[Opening Input material section]
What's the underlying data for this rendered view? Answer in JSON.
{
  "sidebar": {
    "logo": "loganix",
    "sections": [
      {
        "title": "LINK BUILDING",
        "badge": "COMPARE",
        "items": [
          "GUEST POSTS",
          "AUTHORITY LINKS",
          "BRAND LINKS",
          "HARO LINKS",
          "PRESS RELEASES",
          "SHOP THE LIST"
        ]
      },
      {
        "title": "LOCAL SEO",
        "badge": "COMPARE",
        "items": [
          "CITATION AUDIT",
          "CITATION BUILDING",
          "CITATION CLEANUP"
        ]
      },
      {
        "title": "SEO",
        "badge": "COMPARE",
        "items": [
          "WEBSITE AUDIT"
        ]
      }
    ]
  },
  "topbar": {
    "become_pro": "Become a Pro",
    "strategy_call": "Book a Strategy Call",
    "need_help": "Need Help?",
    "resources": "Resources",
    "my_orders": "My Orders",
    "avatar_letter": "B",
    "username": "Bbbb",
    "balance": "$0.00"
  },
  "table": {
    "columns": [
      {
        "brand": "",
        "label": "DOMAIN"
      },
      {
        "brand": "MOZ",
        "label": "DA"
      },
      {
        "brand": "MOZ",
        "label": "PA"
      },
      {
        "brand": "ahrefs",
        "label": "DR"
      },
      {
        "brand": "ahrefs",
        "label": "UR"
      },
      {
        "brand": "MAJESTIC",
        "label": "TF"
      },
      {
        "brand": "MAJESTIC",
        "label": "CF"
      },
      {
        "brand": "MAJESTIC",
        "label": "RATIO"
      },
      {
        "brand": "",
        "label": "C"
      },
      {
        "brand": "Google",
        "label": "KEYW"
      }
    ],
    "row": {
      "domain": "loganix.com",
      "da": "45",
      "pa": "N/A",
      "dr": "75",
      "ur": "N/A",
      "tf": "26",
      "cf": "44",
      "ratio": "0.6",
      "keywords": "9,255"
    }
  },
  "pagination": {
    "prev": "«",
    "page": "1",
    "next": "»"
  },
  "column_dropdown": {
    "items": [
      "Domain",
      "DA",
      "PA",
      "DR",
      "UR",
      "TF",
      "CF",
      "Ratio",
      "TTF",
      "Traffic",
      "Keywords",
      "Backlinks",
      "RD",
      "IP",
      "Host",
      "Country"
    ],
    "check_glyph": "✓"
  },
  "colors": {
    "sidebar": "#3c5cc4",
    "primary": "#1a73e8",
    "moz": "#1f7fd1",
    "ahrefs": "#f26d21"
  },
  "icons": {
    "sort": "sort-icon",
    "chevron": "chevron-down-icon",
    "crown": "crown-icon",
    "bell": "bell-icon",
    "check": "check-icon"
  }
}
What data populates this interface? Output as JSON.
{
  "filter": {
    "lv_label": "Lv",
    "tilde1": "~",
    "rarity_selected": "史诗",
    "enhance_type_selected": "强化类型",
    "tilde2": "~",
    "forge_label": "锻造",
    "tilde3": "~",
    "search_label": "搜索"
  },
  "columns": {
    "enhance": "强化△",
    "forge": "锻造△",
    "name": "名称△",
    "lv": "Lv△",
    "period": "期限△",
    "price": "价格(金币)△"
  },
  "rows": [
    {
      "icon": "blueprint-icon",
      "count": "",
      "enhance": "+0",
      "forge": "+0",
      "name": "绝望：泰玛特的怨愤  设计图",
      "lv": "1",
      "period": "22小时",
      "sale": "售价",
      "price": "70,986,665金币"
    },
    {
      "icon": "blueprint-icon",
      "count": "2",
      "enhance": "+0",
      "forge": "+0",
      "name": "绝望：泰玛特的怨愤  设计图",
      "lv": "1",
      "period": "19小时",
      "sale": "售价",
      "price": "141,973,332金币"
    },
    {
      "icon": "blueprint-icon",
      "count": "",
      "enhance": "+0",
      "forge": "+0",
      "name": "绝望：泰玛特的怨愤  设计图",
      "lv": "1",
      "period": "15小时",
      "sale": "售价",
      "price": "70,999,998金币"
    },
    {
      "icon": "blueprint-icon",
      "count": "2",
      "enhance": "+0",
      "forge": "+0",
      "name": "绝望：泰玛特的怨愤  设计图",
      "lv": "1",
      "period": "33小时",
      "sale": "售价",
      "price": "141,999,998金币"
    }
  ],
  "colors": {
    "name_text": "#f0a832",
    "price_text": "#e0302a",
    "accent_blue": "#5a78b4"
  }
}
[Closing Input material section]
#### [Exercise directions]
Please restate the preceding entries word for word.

#### [Solution for this task]
What's the underlying data for this rendered view? Answer in JSON.
{
  "sidebar": {
    "logo": "loganix",
    "sections": [
      {
        "title": "LINK BUILDING",
        "badge": "COMPARE",
        "items": [
          "GUEST POSTS",
          "AUTHORITY LINKS",
          "BRAND LINKS",
          "HARO LINKS",
          "PRESS RELEASES",
          "SHOP THE LIST"
        ]
      },
      {
        "title": "LOCAL SEO",
        "badge": "COMPARE",
        "items": [
          "CITATION AUDIT",
          "CITATION BUILDING",
          "CITATION CLEANUP"
        ]
      },
      {
        "title": "SEO",
        "badge": "COMPARE",
        "items": [
          "WEBSITE AUDIT"
        ]
      }
    ]
  },
  "topbar": {
    "become_pro": "Become a Pro",
    "strategy_call": "Book a Strategy Call",
    "need_help": "Need Help?",
    "resources": "Resources",
    "my_orders": "My Orders",
    "avatar_letter": "B",
    "username": "Bbbb",
    "balance": "$0.00"
  },
  "table": {
    "columns": [
      {
        "brand": "",
        "label": "DOMAIN"
      },
      {
        "brand": "MOZ",
        "label": "DA"
      },
      {
        "brand": "MOZ",
        "label": "PA"
      },
      {
        "brand": "ahrefs",
        "label": "DR"
      },
      {
        "brand": "ahrefs",
        "label": "UR"
      },
      {
        "brand": "MAJESTIC",
        "label": "TF"
      },
      {
        "brand": "MAJESTIC",
        "label": "CF"
      },
      {
        "brand": "MAJESTIC",
        "label": "RATIO"
      },
      {
        "brand": "",
        "label": "C"
      },
      {
        "brand": "Google",
        "label": "KEYW"
      }
    ],
    "row": {
      "domain": "loganix.com",
      "da": "45",
      "pa": "N/A",
      "dr": "75",
      "ur": "N/A",
      "tf": "26",
      "cf": "44",
      "ratio": "0.6",
      "keywords": "9,255"
    }
  },
  "pagination": {
    "prev": "«",
    "page": "1",
    "next": "»"
  },
  "column_dropdown": {
    "items": [
      "Domain",
      "DA",
      "PA",
      "DR",
      "UR",
      "TF",
      "CF",
      "Ratio",
      "TTF",
      "Traffic",
      "Keywords",
      "Backlinks",
      "RD",
      "IP",
      "Host",
      "Country"
    ],
    "check_glyph": "✓"
  },
  "colors": {
    "sidebar": "#3c5cc4",
    "primary": "#1a73e8",
    "moz": "#1f7fd1",
    "ahrefs": "#f26d21"
  },
  "icons": {
    "sort": "sort-icon",
    "chevron": "chevron-down-icon",
    "crown": "crown-icon",
    "bell": "bell-icon",
    "check": "check-icon"
  }
}
What data populates this interface? Output as JSON.
{
  "filter": {
    "lv_label": "Lv",
    "tilde1": "~",
    "rarity_selected": "史诗",
    "enhance_type_selected": "强化类型",
    "tilde2": "~",
    "forge_label": "锻造",
    "tilde3": "~",
    "search_label": "搜索"
  },
  "columns": {
    "enhance": "强化△",
    "forge": "锻造△",
    "name": "名称△",
    "lv": "Lv△",
    "period": "期限△",
    "price": "价格(金币)△"
  },
  "rows": [
    {
      "icon": "blueprint-icon",
      "count": "",
      "enhance": "+0",
      "forge": "+0",
      "name": "绝望：泰玛特的怨愤  设计图",
      "lv": "1",
      "period": "22小时",
      "sale": "售价",
      "price": "70,986,665金币"
    },
    {
      "icon": "blueprint-icon",
      "count": "2",
      "enhance": "+0",
      "forge": "+0",
      "name": "绝望：泰玛特的怨愤  设计图",
      "lv": "1",
      "period": "19小时",
      "sale": "售价",
      "price": "141,973,332金币"
    },
    {
      "icon": "blueprint-icon",
      "count": "",
      "enhance": "+0",
      "forge": "+0",
      "name": "绝望：泰玛特的怨愤  设计图",
      "lv": "1",
      "period": "15小时",
      "sale": "售价",
      "price": "70,999,998金币"
    },
    {
      "icon": "blueprint-icon",
      "count": "2",
      "enhance": "+0",
      "forge": "+0",
      "name": "绝望：泰玛特的怨愤  设计图",
      "lv": "1",
      "period": "33小时",
      "sale": "售价",
      "price": "141,999,998金币"
    }
  ],
  "colors": {
    "name_text": "#f0a832",
    "price_text": "#e0302a",
    "accent_blue": "#5a78b4"
  }
}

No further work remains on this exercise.